When the sun finally came out on March 5, the group started at 11 a.m., reached the top of the Blue Ridge at 4 p.m., and were down in the valley, on the west side, at sunset. Then they had a very rough march to the foot of the Black Mountains, which they reached at 1 a.m. on March 6. After a rest, they started early to climb the Black Mountains, which had no trail, and were very steep over rocks, stumps, and fallen timber. The group reached the top, 6,000 feet high, at 1 p.m. After a good dinner, they crossed over to the head spring of Caney Creek and passed rapidly down the creek. At daylight, they started again to the Ashville road. After traveling another 3 or 4 miles, and a rapid march over a steep range, James and the rest reached “Egypt” at the foot of Bald Mountain. The next day they reached the summit of Bald Mountain, then descended rapidly and reached the valley for dinner at 3 p.m.
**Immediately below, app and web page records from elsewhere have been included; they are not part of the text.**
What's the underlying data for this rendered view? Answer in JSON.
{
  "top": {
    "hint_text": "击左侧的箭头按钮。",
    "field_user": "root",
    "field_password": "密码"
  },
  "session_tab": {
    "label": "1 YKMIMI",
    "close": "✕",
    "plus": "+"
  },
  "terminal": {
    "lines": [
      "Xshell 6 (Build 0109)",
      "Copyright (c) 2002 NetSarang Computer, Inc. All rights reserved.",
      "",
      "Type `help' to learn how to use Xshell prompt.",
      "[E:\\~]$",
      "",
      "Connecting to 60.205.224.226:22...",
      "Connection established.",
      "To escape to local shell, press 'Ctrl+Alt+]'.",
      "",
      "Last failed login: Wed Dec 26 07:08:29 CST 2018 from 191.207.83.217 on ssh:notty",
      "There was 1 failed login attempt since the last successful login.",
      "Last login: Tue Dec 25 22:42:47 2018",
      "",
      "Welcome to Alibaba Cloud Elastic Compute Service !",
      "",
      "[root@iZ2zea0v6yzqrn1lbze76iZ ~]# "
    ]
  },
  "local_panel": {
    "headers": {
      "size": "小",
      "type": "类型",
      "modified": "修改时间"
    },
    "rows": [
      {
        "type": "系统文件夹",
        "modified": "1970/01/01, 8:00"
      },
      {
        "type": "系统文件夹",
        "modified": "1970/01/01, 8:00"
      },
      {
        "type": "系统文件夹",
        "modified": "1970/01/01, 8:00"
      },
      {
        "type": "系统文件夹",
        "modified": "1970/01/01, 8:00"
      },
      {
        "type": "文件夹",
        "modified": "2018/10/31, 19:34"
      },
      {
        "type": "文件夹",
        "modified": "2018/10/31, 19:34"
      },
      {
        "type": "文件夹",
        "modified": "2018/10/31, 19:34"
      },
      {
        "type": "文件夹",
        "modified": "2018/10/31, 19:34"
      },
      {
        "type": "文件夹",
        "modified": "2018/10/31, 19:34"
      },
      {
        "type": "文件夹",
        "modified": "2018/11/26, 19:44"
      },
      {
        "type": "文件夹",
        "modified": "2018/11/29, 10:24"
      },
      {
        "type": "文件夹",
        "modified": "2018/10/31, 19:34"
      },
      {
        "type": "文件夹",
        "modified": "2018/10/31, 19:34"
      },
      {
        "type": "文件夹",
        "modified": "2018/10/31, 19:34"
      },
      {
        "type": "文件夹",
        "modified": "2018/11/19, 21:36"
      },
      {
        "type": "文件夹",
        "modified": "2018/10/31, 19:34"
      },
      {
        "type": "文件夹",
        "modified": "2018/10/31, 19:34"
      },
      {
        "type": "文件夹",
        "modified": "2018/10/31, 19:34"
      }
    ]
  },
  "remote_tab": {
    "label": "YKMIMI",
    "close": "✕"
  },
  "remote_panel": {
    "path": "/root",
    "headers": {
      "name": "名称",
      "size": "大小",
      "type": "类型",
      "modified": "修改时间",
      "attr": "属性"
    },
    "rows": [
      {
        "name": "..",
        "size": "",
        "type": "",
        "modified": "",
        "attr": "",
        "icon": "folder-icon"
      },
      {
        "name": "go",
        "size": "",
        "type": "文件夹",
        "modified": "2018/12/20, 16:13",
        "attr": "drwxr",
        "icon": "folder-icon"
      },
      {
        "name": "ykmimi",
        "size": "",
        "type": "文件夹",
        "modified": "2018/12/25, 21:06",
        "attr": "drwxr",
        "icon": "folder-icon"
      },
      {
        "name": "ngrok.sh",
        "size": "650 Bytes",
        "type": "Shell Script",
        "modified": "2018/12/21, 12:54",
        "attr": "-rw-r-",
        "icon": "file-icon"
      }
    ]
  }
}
Unfortunately, James did not recount the rest of the trip, but after traveling 350 miles in 28 days, James reached the Union lines and reported at Knoxville, Tennessee, on March 14, 1865. Two days later, he requested a leave of absence. The exact date of his arrival in St. Louis is not known. However, James and Molly got married in St. Louis on May 2, 1865, and later that month he was honorably discharged. After almost four years of military service, including 17 months as a prisoner, and 166 letters, James was home and started his life with his beloved Molly.

—Molly Kodner, Archivist